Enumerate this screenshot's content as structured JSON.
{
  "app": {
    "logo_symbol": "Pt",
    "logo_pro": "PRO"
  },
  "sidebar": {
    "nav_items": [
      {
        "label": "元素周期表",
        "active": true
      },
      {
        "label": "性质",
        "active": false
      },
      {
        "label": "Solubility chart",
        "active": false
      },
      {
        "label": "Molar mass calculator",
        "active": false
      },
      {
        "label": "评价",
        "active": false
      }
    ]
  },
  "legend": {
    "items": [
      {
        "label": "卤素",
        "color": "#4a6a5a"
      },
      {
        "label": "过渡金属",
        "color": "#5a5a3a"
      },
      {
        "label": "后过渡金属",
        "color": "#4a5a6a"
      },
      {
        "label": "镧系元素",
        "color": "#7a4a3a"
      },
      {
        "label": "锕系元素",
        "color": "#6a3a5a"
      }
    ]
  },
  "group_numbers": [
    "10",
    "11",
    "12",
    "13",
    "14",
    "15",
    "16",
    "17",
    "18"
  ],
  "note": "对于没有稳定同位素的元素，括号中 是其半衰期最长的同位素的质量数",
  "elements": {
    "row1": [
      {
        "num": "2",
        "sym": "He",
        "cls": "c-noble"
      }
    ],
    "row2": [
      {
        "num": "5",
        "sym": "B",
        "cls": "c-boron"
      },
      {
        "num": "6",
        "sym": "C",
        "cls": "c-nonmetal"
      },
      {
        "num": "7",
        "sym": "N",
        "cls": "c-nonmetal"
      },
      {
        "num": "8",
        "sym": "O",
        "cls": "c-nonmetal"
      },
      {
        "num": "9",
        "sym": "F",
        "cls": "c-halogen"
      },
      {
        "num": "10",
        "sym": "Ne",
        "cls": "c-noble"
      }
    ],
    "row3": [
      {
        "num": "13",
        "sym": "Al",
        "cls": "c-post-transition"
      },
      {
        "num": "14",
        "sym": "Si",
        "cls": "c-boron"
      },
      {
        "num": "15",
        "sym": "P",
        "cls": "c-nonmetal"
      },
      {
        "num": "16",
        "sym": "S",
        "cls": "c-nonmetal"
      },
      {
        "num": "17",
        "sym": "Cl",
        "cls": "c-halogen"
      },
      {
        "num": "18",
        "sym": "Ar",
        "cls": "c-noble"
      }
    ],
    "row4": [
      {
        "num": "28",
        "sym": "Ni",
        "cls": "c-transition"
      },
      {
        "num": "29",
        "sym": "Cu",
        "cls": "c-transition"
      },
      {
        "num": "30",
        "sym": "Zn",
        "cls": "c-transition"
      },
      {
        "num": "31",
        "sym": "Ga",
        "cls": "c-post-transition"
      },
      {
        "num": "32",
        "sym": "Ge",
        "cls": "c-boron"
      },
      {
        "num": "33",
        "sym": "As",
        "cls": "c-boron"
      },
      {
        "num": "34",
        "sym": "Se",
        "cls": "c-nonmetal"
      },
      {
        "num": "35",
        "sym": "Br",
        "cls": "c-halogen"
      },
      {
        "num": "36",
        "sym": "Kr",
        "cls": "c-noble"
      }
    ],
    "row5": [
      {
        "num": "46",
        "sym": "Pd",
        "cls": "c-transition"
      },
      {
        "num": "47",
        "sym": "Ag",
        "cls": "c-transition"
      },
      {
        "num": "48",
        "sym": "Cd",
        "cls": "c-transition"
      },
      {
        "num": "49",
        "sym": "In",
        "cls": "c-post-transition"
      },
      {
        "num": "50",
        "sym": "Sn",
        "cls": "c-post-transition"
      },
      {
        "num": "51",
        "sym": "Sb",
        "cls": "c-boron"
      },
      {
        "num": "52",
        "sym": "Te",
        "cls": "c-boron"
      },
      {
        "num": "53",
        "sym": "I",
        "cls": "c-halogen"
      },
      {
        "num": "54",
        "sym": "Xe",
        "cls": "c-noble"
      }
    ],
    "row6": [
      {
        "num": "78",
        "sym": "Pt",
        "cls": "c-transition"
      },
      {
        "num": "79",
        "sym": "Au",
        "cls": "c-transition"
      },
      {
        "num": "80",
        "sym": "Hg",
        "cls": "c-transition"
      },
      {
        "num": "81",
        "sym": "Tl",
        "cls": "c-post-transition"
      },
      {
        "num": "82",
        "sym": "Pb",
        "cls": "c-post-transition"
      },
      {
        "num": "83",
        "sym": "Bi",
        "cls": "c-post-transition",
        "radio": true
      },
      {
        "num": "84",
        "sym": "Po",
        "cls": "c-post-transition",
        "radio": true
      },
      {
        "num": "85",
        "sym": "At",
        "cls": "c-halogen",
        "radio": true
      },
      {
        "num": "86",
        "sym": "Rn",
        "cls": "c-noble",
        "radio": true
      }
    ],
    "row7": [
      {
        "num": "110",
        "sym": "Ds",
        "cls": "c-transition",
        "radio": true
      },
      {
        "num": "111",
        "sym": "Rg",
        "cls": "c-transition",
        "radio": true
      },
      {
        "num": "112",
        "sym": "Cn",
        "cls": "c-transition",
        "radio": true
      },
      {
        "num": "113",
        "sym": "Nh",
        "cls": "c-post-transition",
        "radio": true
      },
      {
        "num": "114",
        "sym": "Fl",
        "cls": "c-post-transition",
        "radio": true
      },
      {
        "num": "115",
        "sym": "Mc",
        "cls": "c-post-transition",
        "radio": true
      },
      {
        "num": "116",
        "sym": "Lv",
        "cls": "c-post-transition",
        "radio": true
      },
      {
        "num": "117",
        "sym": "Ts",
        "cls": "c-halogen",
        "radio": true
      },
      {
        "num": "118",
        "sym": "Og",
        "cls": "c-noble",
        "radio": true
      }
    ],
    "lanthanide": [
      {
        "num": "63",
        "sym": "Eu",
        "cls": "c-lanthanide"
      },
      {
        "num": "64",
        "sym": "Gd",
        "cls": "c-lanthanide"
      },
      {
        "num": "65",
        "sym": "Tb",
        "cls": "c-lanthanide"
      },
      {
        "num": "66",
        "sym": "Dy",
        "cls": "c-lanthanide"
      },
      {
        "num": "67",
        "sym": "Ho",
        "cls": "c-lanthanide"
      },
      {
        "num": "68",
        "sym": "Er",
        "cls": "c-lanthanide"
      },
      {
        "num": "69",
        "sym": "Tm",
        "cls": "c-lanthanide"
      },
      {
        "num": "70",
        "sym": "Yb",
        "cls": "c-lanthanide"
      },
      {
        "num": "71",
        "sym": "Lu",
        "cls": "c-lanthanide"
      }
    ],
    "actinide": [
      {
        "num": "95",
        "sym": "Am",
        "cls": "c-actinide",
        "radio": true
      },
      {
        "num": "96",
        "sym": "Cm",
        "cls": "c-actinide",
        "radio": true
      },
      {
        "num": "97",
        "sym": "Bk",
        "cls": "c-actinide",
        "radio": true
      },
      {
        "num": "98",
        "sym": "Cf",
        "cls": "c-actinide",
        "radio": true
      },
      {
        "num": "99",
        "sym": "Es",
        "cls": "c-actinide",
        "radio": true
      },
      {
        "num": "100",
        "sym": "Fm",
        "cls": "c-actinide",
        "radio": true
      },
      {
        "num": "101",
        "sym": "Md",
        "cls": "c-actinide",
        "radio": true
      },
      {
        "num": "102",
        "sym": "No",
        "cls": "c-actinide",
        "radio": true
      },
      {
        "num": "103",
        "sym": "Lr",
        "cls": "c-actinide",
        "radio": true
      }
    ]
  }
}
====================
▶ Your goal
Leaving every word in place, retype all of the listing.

▶ Finished task
Enumerate this screenshot's content as structured JSON.
{
  "app": {
    "logo_symbol": "Pt",
    "logo_pro": "PRO"
  },
  "sidebar": {
    "nav_items": [
      {
        "label": "元素周期表",
        "active": true
      },
      {
        "label": "性质",
        "active": false
      },
      {
        "label": "Solubility chart",
        "active": false
      },
      {
        "label": "Molar mass calculator",
        "active": false
      },
      {
        "label": "评价",
        "active": false
      }
    ]
  },
  "legend": {
    "items": [
      {
        "label": "卤素",
        "color": "#4a6a5a"
      },
      {
        "label": "过渡金属",
        "color": "#5a5a3a"
      },
      {
        "label": "后过渡金属",
        "color": "#4a5a6a"
      },
      {
        "label": "镧系元素",
        "color": "#7a4a3a"
      },
      {
        "label": "锕系元素",
        "color": "#6a3a5a"
      }
    ]
  },
  "group_numbers": [
    "10",
    "11",
    "12",
    "13",
    "14",
    "15",
    "16",
    "17",
    "18"
  ],
  "note": "对于没有稳定同位素的元素，括号中 是其半衰期最长的同位素的质量数",
  "elements": {
    "row1": [
      {
        "num": "2",
        "sym": "He",
        "cls": "c-noble"
      }
    ],
    "row2": [
      {
        "num": "5",
        "sym": "B",
        "cls": "c-boron"
      },
      {
        "num": "6",
        "sym": "C",
        "cls": "c-nonmetal"
      },
      {
        "num": "7",
        "sym": "N",
        "cls": "c-nonmetal"
      },
      {
        "num": "8",
        "sym": "O",
        "cls": "c-nonmetal"
      },
      {
        "num": "9",
        "sym": "F",
        "cls": "c-halogen"
      },
      {
        "num": "10",
        "sym": "Ne",
        "cls": "c-noble"
      }
    ],
    "row3": [
      {
        "num": "13",
        "sym": "Al",
        "cls": "c-post-transition"
      },
      {
        "num": "14",
        "sym": "Si",
        "cls": "c-boron"
      },
      {
        "num": "15",
        "sym": "P",
        "cls": "c-nonmetal"
      },
      {
        "num": "16",
        "sym": "S",
        "cls": "c-nonmetal"
      },
      {
        "num": "17",
        "sym": "Cl",
        "cls": "c-halogen"
      },
      {
        "num": "18",
        "sym": "Ar",
        "cls": "c-noble"
      }
    ],
    "row4": [
      {
        "num": "28",
        "sym": "Ni",
        "cls": "c-transition"
      },
      {
        "num": "29",
        "sym": "Cu",
        "cls": "c-transition"
      },
      {
        "num": "30",
        "sym": "Zn",
        "cls": "c-transition"
      },
      {
        "num": "31",
        "sym": "Ga",
        "cls": "c-post-transition"
      },
      {
        "num": "32",
        "sym": "Ge",
        "cls": "c-boron"
      },
      {
        "num": "33",
        "sym": "As",
        "cls": "c-boron"
      },
      {
        "num": "34",
        "sym": "Se",
        "cls": "c-nonmetal"
      },
      {
        "num": "35",
        "sym": "Br",
        "cls": "c-halogen"
      },
      {
        "num": "36",
        "sym": "Kr",
        "cls": "c-noble"
      }
    ],
    "row5": [
      {
        "num": "46",
        "sym": "Pd",
        "cls": "c-transition"
      },
      {
        "num": "47",
        "sym": "Ag",
        "cls": "c-transition"
      },
      {
        "num": "48",
        "sym": "Cd",
        "cls": "c-transition"
      },
      {
        "num": "49",
        "sym": "In",
        "cls": "c-post-transition"
      },
      {
        "num": "50",
        "sym": "Sn",
        "cls": "c-post-transition"
      },
      {
        "num": "51",
        "sym": "Sb",
        "cls": "c-boron"
      },
      {
        "num": "52",
        "sym": "Te",
        "cls": "c-boron"
      },
      {
        "num": "53",
        "sym": "I",
        "cls": "c-halogen"
      },
      {
        "num": "54",
        "sym": "Xe",
        "cls": "c-noble"
      }
    ],
    "row6": [
      {
        "num": "78",
        "sym": "Pt",
        "cls": "c-transition"
      },
      {
        "num": "79",
        "sym": "Au",
        "cls": "c-transition"
      },
      {
        "num": "80",
        "sym": "Hg",
        "cls": "c-transition"
      },
      {
        "num": "81",
        "sym": "Tl",
        "cls": "c-post-transition"
      },
      {
        "num": "82",
        "sym": "Pb",
        "cls": "c-post-transition"
      },
      {
        "num": "83",
        "sym": "Bi",
        "cls": "c-post-transition",
        "radio": true
      },
      {
        "num": "84",
        "sym": "Po",
        "cls": "c-post-transition",
        "radio": true
      },
      {
        "num": "85",
        "sym": "At",
        "cls": "c-halogen",
        "radio": true
      },
      {
        "num": "86",
        "sym": "Rn",
        "cls": "c-noble",
        "radio": true
      }
    ],
    "row7": [
      {
        "num": "110",
        "sym": "Ds",
        "cls": "c-transition",
        "radio": true
      },
      {
        "num": "111",
        "sym": "Rg",
        "cls": "c-transition",
        "radio": true
      },
      {
        "num": "112",
        "sym": "Cn",
        "cls": "c-transition",
        "radio": true
      },
      {
        "num": "113",
        "sym": "Nh",
        "cls": "c-post-transition",
        "radio": true
      },
      {
        "num": "114",
        "sym": "Fl",
        "cls": "c-post-transition",
        "radio": true
      },
      {
        "num": "115",
        "sym": "Mc",
        "cls": "c-post-transition",
        "radio": true
      },
      {
        "num": "116",
        "sym": "Lv",
        "cls": "c-post-transition",
        "radio": true
      },
      {
        "num": "117",
        "sym": "Ts",
        "cls": "c-halogen",
        "radio": true
      },
      {
        "num": "118",
        "sym": "Og",
        "cls": "c-noble",
        "radio": true
      }
    ],
    "lanthanide": [
      {
        "num": "63",
        "sym": "Eu",
        "cls": "c-lanthanide"
      },
      {
        "num": "64",
        "sym": "Gd",
        "cls": "c-lanthanide"
      },
      {
        "num": "65",
        "sym": "Tb",
        "cls": "c-lanthanide"
      },
      {
        "num": "66",
        "sym": "Dy",
        "cls": "c-lanthanide"
      },
      {
        "num": "67",
        "sym": "Ho",
        "cls": "c-lanthanide"
      },
      {
        "num": "68",
        "sym": "Er",
        "cls": "c-lanthanide"
      },
      {
        "num": "69",
        "sym": "Tm",
        "cls": "c-lanthanide"
      },
      {
        "num": "70",
        "sym": "Yb",
        "cls": "c-lanthanide"
      },
      {
        "num": "71",
        "sym": "Lu",
        "cls": "c-lanthanide"
      }
    ],
    "actinide": [
      {
        "num": "95",
        "sym": "Am",
        "cls": "c-actinide",
        "radio": true
      },
      {
        "num": "96",
        "sym": "Cm",
        "cls": "c-actinide",
        "radio": true
      },
      {
        "num": "97",
        "sym": "Bk",
        "cls": "c-actinide",
        "radio": true
      },
      {
        "num": "98",
        "sym": "Cf",
        "cls": "c-actinide",
        "radio": true
      },
      {
        "num": "99",
        "sym": "Es",
        "cls": "c-actinide",
        "radio": true
      },
      {
        "num": "100",
        "sym": "Fm",
        "cls": "c-actinide",
        "radio": true
      },
      {
        "num": "101",
        "sym": "Md",
        "cls": "c-actinide",
        "radio": true
      },
      {
        "num": "102",
        "sym": "No",
        "cls": "c-actinide",
        "radio": true
      },
      {
        "num": "103",
        "sym": "Lr",
        "cls": "c-actinide",
        "radio": true
      }
    ]
  }
}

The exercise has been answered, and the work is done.